Data excerpts:

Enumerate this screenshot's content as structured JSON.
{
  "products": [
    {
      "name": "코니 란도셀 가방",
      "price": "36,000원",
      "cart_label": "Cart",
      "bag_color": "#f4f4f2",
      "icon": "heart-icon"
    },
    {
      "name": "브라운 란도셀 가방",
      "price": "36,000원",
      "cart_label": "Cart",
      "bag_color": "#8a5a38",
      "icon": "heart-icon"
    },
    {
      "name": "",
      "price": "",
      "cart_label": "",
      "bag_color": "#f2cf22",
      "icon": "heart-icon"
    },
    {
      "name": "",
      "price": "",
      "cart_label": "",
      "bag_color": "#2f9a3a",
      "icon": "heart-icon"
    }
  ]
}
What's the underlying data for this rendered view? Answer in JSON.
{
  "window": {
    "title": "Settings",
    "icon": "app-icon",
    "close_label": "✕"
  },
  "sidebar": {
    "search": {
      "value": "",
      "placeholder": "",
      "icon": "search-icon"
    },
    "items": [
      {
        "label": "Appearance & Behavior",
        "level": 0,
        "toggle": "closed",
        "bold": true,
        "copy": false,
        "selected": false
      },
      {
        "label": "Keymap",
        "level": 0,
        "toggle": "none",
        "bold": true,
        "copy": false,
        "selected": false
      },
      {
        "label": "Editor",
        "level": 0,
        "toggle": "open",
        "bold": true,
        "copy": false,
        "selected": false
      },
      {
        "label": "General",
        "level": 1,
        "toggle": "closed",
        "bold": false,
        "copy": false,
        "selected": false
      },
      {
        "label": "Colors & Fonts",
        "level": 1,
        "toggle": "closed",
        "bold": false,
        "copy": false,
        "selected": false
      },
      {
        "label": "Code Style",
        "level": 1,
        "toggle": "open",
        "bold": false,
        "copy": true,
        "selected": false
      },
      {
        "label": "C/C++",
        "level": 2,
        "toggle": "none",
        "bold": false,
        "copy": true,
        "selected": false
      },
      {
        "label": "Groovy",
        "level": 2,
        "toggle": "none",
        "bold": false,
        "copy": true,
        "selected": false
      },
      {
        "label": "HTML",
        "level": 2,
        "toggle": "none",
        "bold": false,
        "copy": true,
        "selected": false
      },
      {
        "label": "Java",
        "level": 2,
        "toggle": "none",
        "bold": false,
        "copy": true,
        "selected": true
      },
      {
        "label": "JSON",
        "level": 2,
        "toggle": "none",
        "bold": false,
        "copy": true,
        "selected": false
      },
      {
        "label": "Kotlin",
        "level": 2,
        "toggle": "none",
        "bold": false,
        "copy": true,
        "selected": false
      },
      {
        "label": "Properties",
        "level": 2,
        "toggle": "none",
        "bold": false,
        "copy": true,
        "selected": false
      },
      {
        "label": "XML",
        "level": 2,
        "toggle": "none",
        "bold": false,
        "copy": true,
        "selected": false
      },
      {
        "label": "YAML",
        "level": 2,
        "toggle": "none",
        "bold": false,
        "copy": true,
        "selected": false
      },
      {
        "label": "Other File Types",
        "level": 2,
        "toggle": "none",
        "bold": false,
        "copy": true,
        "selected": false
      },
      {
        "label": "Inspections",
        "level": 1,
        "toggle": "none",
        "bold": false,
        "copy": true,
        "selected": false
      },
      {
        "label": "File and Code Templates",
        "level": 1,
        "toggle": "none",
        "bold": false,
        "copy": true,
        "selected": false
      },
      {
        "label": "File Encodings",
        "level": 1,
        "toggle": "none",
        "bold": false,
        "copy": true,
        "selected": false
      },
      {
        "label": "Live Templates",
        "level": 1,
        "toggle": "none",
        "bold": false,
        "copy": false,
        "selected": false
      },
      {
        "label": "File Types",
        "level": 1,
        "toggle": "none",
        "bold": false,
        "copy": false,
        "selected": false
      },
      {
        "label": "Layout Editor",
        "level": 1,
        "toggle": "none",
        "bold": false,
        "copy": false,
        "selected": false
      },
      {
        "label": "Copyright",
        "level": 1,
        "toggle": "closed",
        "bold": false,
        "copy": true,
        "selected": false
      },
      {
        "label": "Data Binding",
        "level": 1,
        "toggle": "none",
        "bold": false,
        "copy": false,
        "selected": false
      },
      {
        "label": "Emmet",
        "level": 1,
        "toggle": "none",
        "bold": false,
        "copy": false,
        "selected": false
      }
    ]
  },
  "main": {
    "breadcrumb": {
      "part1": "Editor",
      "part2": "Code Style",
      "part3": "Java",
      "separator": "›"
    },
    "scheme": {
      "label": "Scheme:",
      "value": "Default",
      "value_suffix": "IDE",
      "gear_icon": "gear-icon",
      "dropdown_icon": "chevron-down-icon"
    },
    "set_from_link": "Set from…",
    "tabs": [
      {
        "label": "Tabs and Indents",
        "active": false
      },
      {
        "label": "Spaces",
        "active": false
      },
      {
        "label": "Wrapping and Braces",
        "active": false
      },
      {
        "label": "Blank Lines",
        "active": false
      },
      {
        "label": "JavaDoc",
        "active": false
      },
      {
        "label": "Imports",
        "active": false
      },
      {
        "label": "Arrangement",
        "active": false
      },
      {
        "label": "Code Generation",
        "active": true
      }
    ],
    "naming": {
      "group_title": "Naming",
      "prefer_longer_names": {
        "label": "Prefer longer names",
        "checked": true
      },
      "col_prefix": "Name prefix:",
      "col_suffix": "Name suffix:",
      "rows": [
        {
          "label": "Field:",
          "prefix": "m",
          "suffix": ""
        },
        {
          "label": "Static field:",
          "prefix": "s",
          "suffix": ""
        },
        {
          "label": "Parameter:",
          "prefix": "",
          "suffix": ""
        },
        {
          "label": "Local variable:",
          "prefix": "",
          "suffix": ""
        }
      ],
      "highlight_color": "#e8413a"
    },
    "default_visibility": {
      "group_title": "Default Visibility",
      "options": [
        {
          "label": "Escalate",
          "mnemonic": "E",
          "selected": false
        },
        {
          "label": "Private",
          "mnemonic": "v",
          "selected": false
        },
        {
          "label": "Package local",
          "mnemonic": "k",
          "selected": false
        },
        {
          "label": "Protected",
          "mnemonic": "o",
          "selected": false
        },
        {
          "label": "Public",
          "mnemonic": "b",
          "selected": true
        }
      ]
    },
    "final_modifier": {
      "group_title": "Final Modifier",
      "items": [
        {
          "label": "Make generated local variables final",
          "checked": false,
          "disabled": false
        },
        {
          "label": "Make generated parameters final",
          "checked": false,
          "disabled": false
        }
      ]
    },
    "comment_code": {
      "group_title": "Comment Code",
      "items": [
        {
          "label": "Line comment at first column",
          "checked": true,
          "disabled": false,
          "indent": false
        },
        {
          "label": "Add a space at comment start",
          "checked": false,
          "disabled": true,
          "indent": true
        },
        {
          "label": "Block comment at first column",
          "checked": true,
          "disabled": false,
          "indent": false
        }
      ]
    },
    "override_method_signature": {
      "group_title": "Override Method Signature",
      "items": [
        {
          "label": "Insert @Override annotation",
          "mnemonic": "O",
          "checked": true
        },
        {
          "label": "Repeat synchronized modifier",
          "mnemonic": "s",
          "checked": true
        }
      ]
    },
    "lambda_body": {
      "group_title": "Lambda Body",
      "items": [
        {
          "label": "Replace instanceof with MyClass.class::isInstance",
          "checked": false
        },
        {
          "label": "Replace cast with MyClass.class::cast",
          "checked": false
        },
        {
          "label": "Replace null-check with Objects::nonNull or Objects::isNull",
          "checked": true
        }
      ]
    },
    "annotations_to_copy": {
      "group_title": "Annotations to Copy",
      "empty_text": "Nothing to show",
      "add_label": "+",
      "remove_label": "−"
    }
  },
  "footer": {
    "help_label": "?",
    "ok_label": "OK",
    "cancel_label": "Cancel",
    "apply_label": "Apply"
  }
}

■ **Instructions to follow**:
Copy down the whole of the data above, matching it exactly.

■ **Written solution**:
Enumerate this screenshot's content as structured JSON.
{
  "products": [
    {
      "name": "코니 란도셀 가방",
      "price": "36,000원",
      "cart_label": "Cart",
      "bag_color": "#f4f4f2",
      "icon": "heart-icon"
    },
    {
      "name": "브라운 란도셀 가방",
      "price": "36,000원",
      "cart_label": "Cart",
      "bag_color": "#8a5a38",
      "icon": "heart-icon"
    },
    {
      "name": "",
      "price": "",
      "cart_label": "",
      "bag_color": "#f2cf22",
      "icon": "heart-icon"
    },
    {
      "name": "",
      "price": "",
      "cart_label": "",
      "bag_color": "#2f9a3a",
      "icon": "heart-icon"
    }
  ]
}
What's the underlying data for this rendered view? Answer in JSON.
{
  "window": {
    "title": "Settings",
    "icon": "app-icon",
    "close_label": "✕"
  },
  "sidebar": {
    "search": {
      "value": "",
      "placeholder": "",
      "icon": "search-icon"
    },
    "items": [
      {
        "label": "Appearance & Behavior",
        "level": 0,
        "toggle": "closed",
        "bold": true,
        "copy": false,
        "selected": false
      },
      {
        "label": "Keymap",
        "level": 0,
        "toggle": "none",
        "bold": true,
        "copy": false,
        "selected": false
      },
      {
        "label": "Editor",
        "level": 0,
        "toggle": "open",
        "bold": true,
        "copy": false,
        "selected": false
      },
      {
        "label": "General",
        "level": 1,
        "toggle": "closed",
        "bold": false,
        "copy": false,
        "selected": false
      },
      {
        "label": "Colors & Fonts",
        "level": 1,
        "toggle": "closed",
        "bold": false,
        "copy": false,
        "selected": false
      },
      {
        "label": "Code Style",
        "level": 1,
        "toggle": "open",
        "bold": false,
        "copy": true,
        "selected": false
      },
      {
        "label": "C/C++",
        "level": 2,
        "toggle": "none",
        "bold": false,
        "copy": true,
        "selected": false
      },
      {
        "label": "Groovy",
        "level": 2,
        "toggle": "none",
        "bold": false,
        "copy": true,
        "selected": false
      },
      {
        "label": "HTML",
        "level": 2,
        "toggle": "none",
        "bold": false,
        "copy": true,
        "selected": false
      },
      {
        "label": "Java",
        "level": 2,
        "toggle": "none",
        "bold": false,
        "copy": true,
        "selected": true
      },
      {
        "label": "JSON",
        "level": 2,
        "toggle": "none",
        "bold": false,
        "copy": true,
        "selected": false
      },
      {
        "label": "Kotlin",
        "level": 2,
        "toggle": "none",
        "bold": false,
        "copy": true,
        "selected": false
      },
      {
        "label": "Properties",
        "level": 2,
        "toggle": "none",
        "bold": false,
        "copy": true,
        "selected": false
      },
      {
        "label": "XML",
        "level": 2,
        "toggle": "none",
        "bold": false,
        "copy": true,
        "selected": false
      },
      {
        "label": "YAML",
        "level": 2,
        "toggle": "none",
        "bold": false,
        "copy": true,
        "selected": false
      },
      {
        "label": "Other File Types",
        "level": 2,
        "toggle": "none",
        "bold": false,
        "copy": true,
        "selected": false
      },
      {
        "label": "Inspections",
        "level": 1,
        "toggle": "none",
        "bold": false,
        "copy": true,
        "selected": false
      },
      {
        "label": "File and Code Templates",
        "level": 1,
        "toggle": "none",
        "bold": false,
        "copy": true,
        "selected": false
      },
      {
        "label": "File Encodings",
        "level": 1,
        "toggle": "none",
        "bold": false,
        "copy": true,
        "selected": false
      },
      {
        "label": "Live Templates",
        "level": 1,
        "toggle": "none",
        "bold": false,
        "copy": false,
        "selected": false
      },
      {
        "label": "File Types",
        "level": 1,
        "toggle": "none",
        "bold": false,
        "copy": false,
        "selected": false
      },
      {
        "label": "Layout Editor",
        "level": 1,
        "toggle": "none",
        "bold": false,
        "copy": false,
        "selected": false
      },
      {
        "label": "Copyright",
        "level": 1,
        "toggle": "closed",
        "bold": false,
        "copy": true,
        "selected": false
      },
      {
        "label": "Data Binding",
        "level": 1,
        "toggle": "none",
        "bold": false,
        "copy": false,
        "selected": false
      },
      {
        "label": "Emmet",
        "level": 1,
        "toggle": "none",
        "bold": false,
        "copy": false,
        "selected": false
      }
    ]
  },
  "main": {
    "breadcrumb": {
      "part1": "Editor",
      "part2": "Code Style",
      "part3": "Java",
      "separator": "›"
    },
    "scheme": {
      "label": "Scheme:",
      "value": "Default",
      "value_suffix": "IDE",
      "gear_icon": "gear-icon",
      "dropdown_icon": "chevron-down-icon"
    },
    "set_from_link": "Set from…",
    "tabs": [
      {
        "label": "Tabs and Indents",
        "active": false
      },
      {
        "label": "Spaces",
        "active": false
      },
      {
        "label": "Wrapping and Braces",
        "active": false
      },
      {
        "label": "Blank Lines",
        "active": false
      },
      {
        "label": "JavaDoc",
        "active": false
      },
      {
        "label": "Imports",
        "active": false
      },
      {
        "label": "Arrangement",
        "active": false
      },
      {
        "label": "Code Generation",
        "active": true
      }
    ],
    "naming": {
      "group_title": "Naming",
      "prefer_longer_names": {
        "label": "Prefer longer names",
        "checked": true
      },
      "col_prefix": "Name prefix:",
      "col_suffix": "Name suffix:",
      "rows": [
        {
          "label": "Field:",
          "prefix": "m",
          "suffix": ""
        },
        {
          "label": "Static field:",
          "prefix": "s",
          "suffix": ""
        },
        {
          "label": "Parameter:",
          "prefix": "",
          "suffix": ""
        },
        {
          "label": "Local variable:",
          "prefix": "",
          "suffix": ""
        }
      ],
      "highlight_color": "#e8413a"
    },
    "default_visibility": {
      "group_title": "Default Visibility",
      "options": [
        {
          "label": "Escalate",
          "mnemonic": "E",
          "selected": false
        },
        {
          "label": "Private",
          "mnemonic": "v",
          "selected": false
        },
        {
          "label": "Package local",
          "mnemonic": "k",
          "selected": false
        },
        {
          "label": "Protected",
          "mnemonic": "o",
          "selected": false
        },
        {
          "label": "Public",
          "mnemonic": "b",
          "selected": true
        }
      ]
    },
    "final_modifier": {
      "group_title": "Final Modifier",
      "items": [
        {
          "label": "Make generated local variables final",
          "checked": false,
          "disabled": false
        },
        {
          "label": "Make generated parameters final",
          "checked": false,
          "disabled": false
        }
      ]
    },
    "comment_code": {
      "group_title": "Comment Code",
      "items": [
        {
          "label": "Line comment at first column",
          "checked": true,
          "disabled": false,
          "indent": false
        },
        {
          "label": "Add a space at comment start",
          "checked": false,
          "disabled": true,
          "indent": true
        },
        {
          "label": "Block comment at first column",
          "checked": true,
          "disabled": false,
          "indent": false
        }
      ]
    },
    "override_method_signature": {
      "group_title": "Override Method Signature",
      "items": [
        {
          "label": "Insert @Override annotation",
          "mnemonic": "O",
          "checked": true
        },
        {
          "label": "Repeat synchronized modifier",
          "mnemonic": "s",
          "checked": true
        }
      ]
    },
    "lambda_body": {
      "group_title": "Lambda Body",
      "items": [
        {
          "label": "Replace instanceof with MyClass.class::isInstance",
          "checked": false
        },
        {
          "label": "Replace cast with MyClass.class::cast",
          "checked": false
        },
        {
          "label": "Replace null-check with Objects::nonNull or Objects::isNull",
          "checked": true
        }
      ]
    },
    "annotations_to_copy": {
      "group_title": "Annotations to Copy",
      "empty_text": "Nothing to show",
      "add_label": "+",
      "remove_label": "−"
    }
  },
  "footer": {
    "help_label": "?",
    "ok_label": "OK",
    "cancel_label": "Cancel",
    "apply_label": "Apply"
  }
}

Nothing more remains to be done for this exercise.